WHAT YOU ARE ASKED TO DO – Without the pictures, can you quote each line below exactly?

RECORDS SUPPLIED –

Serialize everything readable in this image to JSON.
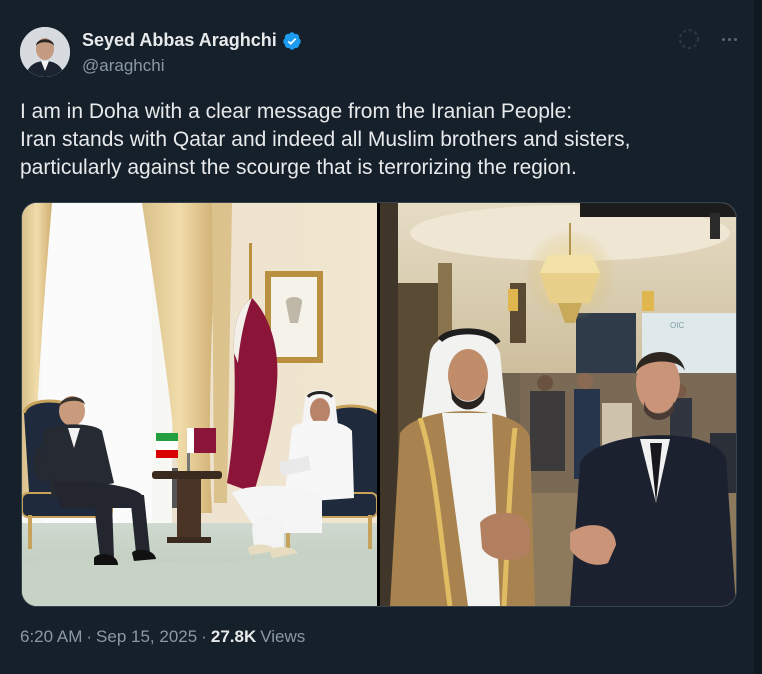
{
  "author": {
    "display_name": "Seyed Abbas Araghchi",
    "handle": "@araghchi",
    "verified": true,
    "verified_color": "#1d9bf0"
  },
  "tweet": {
    "lines": [
      "I am in Doha with a clear message from the Iranian People:",
      "Iran stands with Qatar and indeed all Muslim brothers and sisters,",
      "particularly against the scourge that is terrorizing the region."
    ]
  },
  "media": {
    "photos": [
      {
        "subject": "formal meeting, two men seated with Iranian and Qatari flags"
      },
      {
        "subject": "two men in conference hall under chandelier"
      }
    ]
  },
  "meta": {
    "time": "6:20 AM",
    "sep1": "·",
    "date": "Sep 15, 2025",
    "sep2": "·",
    "views_count": "27.8K",
    "views_label": "Views"
  },
  "colors": {
    "background": "#15202b",
    "text": "#e7e9ea",
    "secondary": "#8b98a5",
    "border": "#38444d"
  },
  "icons": [
    "verified-badge-icon",
    "more-options-icon",
    "grok-icon"
  ]
}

COMPLETED EXERCISE –
Serialize everything readable in this image to JSON.
{
  "author": {
    "display_name": "Seyed Abbas Araghchi",
    "handle": "@araghchi",
    "verified": true,
    "verified_color": "#1d9bf0"
  },
  "tweet": {
    "lines": [
      "I am in Doha with a clear message from the Iranian People:",
      "Iran stands with Qatar and indeed all Muslim brothers and sisters,",
      "particularly against the scourge that is terrorizing the region."
    ]
  },
  "media": {
    "photos": [
      {
        "subject": "formal meeting, two men seated with Iranian and Qatari flags"
      },
      {
        "subject": "two men in conference hall under chandelier"
      }
    ]
  },
  "meta": {
    "time": "6:20 AM",
    "sep1": "·",
    "date": "Sep 15, 2025",
    "sep2": "·",
    "views_count": "27.8K",
    "views_label": "Views"
  },
  "colors": {
    "background": "#15202b",
    "text": "#e7e9ea",
    "secondary": "#8b98a5",
    "border": "#38444d"
  },
  "icons": [
    "verified-badge-icon",
    "more-options-icon",
    "grok-icon"
  ]
}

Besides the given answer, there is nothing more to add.